Études pour piano, Deuxième Livre

Composer: György Ligeti (b. 1923 - d. 2006)
Share :


Composer: György Ligeti (b. 1923 - d. 2006)

Performance date: 29/06/2013

Venue: Bantry Library

Composition Year: 1988-1994

Duration: 00:22:17

Recording Engineer: Damian Chennells, RTÉ lyric fm

Instrumentation: 2vn, va, vc

Instrumentation Category:Solo

Artists: Joonas Ahonen - [piano]

Études pour piano, Deuxième Livre

How did I get the idea of
composing highly virtuosic piano études? The initial impetus was, above all, my
own inadequate piano technique.
Ligeti 1996
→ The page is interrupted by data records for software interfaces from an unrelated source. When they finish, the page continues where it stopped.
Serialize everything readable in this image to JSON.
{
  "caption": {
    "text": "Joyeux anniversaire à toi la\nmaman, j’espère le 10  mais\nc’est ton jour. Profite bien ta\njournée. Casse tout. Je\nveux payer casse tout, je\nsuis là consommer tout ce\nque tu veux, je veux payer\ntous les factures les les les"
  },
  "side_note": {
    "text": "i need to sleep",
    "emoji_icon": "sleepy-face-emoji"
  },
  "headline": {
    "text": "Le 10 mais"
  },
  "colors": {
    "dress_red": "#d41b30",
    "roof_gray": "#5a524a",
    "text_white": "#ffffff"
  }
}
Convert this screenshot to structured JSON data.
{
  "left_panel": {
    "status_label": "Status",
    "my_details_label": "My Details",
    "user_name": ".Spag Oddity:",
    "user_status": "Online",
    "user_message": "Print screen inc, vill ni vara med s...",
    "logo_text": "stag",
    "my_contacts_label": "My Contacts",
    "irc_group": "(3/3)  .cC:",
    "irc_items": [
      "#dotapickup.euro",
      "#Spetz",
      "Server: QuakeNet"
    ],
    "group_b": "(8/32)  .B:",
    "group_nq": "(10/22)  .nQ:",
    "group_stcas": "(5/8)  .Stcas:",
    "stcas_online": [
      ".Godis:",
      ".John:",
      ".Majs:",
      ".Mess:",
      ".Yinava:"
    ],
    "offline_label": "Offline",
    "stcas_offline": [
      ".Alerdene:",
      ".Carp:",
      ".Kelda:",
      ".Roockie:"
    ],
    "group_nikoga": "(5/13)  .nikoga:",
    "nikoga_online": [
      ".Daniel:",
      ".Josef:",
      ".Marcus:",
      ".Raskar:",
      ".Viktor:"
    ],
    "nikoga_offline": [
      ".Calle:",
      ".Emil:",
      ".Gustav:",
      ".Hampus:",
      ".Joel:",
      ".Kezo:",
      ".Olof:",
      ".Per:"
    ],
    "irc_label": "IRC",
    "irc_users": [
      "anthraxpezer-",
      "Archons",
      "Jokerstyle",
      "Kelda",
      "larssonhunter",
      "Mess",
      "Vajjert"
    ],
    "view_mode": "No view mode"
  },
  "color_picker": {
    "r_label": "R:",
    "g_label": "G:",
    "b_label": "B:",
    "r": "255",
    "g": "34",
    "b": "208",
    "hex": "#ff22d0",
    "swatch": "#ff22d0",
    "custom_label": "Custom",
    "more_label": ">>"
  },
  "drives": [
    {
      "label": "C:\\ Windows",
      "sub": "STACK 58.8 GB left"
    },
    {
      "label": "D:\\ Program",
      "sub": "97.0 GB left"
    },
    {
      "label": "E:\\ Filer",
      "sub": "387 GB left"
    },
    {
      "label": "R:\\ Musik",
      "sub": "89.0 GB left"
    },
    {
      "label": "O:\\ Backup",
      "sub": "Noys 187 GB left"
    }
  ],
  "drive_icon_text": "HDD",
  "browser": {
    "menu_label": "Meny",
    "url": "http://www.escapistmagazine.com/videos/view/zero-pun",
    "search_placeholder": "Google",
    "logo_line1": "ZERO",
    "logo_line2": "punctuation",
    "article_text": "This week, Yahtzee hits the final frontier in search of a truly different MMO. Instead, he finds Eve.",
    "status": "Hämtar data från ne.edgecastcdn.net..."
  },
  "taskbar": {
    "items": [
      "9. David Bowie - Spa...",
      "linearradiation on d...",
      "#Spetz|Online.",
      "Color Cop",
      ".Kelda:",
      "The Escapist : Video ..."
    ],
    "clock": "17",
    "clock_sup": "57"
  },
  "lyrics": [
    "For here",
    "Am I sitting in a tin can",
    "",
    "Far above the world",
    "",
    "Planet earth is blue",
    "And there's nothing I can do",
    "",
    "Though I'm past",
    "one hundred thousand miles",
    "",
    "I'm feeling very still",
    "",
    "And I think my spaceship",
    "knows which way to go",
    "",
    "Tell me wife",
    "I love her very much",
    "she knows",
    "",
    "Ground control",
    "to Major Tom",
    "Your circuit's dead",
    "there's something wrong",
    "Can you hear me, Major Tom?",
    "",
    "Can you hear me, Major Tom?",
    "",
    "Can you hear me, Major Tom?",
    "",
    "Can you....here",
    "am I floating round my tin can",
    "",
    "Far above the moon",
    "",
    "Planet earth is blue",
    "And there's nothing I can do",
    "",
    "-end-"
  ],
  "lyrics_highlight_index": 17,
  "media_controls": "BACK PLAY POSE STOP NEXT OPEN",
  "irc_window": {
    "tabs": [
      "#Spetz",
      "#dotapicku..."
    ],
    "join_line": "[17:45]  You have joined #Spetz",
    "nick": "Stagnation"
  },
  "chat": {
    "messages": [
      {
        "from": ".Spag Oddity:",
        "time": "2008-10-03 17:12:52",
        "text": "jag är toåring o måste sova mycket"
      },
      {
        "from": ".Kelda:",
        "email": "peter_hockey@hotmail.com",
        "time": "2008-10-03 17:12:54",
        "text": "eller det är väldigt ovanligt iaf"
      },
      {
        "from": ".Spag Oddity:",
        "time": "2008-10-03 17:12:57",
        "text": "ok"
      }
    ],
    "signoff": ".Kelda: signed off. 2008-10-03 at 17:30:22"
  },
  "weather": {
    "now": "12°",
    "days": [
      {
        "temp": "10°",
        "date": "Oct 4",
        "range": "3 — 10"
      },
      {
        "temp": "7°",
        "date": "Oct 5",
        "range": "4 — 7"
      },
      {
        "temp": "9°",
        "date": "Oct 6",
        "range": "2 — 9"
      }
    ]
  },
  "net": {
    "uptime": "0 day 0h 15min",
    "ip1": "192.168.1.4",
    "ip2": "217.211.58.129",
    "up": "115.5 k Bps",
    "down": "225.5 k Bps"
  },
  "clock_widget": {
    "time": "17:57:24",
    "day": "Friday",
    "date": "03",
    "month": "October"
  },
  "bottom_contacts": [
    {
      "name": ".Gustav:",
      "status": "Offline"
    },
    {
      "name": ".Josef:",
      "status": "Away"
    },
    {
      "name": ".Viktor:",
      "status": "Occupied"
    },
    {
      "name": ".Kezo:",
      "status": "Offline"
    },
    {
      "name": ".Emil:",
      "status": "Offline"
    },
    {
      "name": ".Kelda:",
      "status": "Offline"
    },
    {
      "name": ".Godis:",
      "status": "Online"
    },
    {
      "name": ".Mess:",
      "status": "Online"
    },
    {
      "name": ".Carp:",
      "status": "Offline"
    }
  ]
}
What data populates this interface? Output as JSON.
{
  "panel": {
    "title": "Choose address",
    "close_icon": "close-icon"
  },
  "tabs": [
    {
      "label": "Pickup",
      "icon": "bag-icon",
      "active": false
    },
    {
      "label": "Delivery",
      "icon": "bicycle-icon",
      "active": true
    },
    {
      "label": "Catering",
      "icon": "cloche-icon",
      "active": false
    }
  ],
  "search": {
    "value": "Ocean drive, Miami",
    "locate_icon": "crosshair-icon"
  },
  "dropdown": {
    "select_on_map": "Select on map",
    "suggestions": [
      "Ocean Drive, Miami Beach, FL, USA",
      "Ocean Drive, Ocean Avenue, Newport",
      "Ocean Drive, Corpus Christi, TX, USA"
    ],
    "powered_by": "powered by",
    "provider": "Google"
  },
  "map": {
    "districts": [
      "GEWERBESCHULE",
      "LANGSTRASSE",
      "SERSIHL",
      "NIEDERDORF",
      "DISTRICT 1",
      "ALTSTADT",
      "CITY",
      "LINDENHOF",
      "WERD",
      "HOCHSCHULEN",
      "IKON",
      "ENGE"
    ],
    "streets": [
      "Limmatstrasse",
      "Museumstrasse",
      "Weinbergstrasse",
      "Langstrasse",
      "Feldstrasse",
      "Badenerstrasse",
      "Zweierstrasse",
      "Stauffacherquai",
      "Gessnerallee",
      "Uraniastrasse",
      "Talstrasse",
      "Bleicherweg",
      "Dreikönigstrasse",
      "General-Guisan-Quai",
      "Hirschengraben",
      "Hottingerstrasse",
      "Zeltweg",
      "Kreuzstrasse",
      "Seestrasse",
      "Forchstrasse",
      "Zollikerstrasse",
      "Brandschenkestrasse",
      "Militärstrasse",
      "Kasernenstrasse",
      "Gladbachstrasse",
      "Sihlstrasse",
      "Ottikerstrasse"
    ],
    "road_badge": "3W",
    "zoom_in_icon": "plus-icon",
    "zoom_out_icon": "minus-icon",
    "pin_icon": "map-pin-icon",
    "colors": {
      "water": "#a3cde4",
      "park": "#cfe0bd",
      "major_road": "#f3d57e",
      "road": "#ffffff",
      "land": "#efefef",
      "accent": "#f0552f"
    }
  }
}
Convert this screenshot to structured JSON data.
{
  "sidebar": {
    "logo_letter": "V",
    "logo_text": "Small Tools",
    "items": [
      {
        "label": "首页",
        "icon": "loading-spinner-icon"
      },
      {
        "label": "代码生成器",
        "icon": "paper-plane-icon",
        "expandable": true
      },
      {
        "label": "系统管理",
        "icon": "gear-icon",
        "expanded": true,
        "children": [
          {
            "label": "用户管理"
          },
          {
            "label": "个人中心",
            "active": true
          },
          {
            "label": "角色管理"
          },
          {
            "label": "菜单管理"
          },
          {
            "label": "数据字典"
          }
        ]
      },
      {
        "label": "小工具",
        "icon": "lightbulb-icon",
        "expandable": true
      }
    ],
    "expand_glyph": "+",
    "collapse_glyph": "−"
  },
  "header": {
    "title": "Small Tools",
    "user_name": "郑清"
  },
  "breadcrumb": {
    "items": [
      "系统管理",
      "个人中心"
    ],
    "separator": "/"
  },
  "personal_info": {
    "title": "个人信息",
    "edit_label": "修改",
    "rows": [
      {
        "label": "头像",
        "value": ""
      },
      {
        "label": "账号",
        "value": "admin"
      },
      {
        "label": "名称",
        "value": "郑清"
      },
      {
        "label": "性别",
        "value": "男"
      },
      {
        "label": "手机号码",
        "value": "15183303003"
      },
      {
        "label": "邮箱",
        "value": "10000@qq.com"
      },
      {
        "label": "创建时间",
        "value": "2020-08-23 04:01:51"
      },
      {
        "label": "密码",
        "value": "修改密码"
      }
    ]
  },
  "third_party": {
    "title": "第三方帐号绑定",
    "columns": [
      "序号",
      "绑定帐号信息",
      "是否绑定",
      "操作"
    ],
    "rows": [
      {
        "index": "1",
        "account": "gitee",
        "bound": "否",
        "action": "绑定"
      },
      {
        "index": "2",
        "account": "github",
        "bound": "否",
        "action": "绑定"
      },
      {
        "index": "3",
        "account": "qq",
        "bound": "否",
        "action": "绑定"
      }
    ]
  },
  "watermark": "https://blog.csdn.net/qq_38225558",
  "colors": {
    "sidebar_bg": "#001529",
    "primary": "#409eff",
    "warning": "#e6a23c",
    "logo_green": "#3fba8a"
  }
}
tough-in-cheek sense of humour is never far away along with his ability to turn
everything upside down and inside out; so to blame his need to write piano
studies verging on, and sometimes overstepping, the impossible on his inability
to become a fabulous pianist, must
have appealed to him. He was for instance addicted to Lewis Carroll and wrote a
set of Nonsense Madrigals of which he
wrote that they could be listened to either as technical virtuosic constructions or as emotionally charged messages –
both are nonsense!

tempo indications alone would give a fair idea of the demands these eight
studies present the pianist. For the first one Ligeti creates  imaginary gamelan music, indigenous to a strange
island which is not to be found on any map…neither chromatic nor diatonic, nor
based on whole tones, hidden away in the normal tempered tuning of the piano
but, until Galamb borong, not properly heard before.
As it is fake gamelan
music, it also has a fake title, a juxtaposition of two Hungarian words which
together sound like imaginary Javanese, at least to non-Hungarian speakers. In
Hungarian they happen to mean melancholic

Fém means metal in
Hungarian but carries an overtone of bright, hard-edged and metallic, which
accurately sums up the music or rather the first half where each hand is
playing a different rhythmic structure. A moment of truth is reached when both
hands hammer out the same rhythm, whereupon the focus changes instantly to a slow-motion
and graceful epilogue.

Vertige along with studies 13
and 14 each explore a similar technical problem of how to create musical
equivalents of the spirals we find in nature, in fluids, shells, plants,
galaxies. In Vertige we hear wave
upon wave of falling chromatic scales suggesting an infinity of motion, its
rotating system apparently capable of endless repetition in a giddy vortex.
Ligeti requests the pianist to play so
fast that the individual notes – even without pedal – almost melt into continuous

Der Zauberlehrling inhabits a different
more euphonious world bringing Debussy to mind. The Sorcerer’s Apprentice title
came afterwards but is not inappropriate. The Apprentice is practicing his
sleight-of-hand, the notes ruffle up and down, disappear from sight and
reappear seven octaves higher, fan outwards, collapse only to re-emerge exactly
where we first heard them. In a final flurry the Debussyan harmony sweeps up,
as rapidly descends and all is done.

En Suspens – at last a slow
movement, with the graceful simplicity of a cradle song, each hand playing
different modes, but the uncharacteristic absence of quavers until near the end
ensures its lucidity. This study is dedicated to György Kurtág. The mood is
initially sustained with Entrelacs, a
study of pattern, the term entrelacs deriving
from architecture and meaning interlaced design or interwoven ornament.

peak of virtuosity is reached in the last two studies. The Devil’s Staircase
was inspired by Ligeti’s confrontation with a spectacular El Ni?o storm when
staying in Santa Monica, California, creating in his mind a vision of
endless climbing, a wild apocalyptic vortex, a staircase it was impossible to
ascend. This is the most extravagant and menacing of all the Études and culminates in a series of
immense chords swinging back and forth demonically.  This leads directly into the final study, Columna infinit?, which is again
inspired by physical reality, this time the famous thirty-five-metre Infinite Column
by the Romanian sculptor Constantin Brâncuçi at Târgu-Jiu, abstract and
elegant, the column’s soaring geometry appears capable of infinite extension.
This final study of gargantuan sound masses explodes with incredible violence
and steps over the edge of what it is possible to play. The ending is extreme.

forza estrema al fine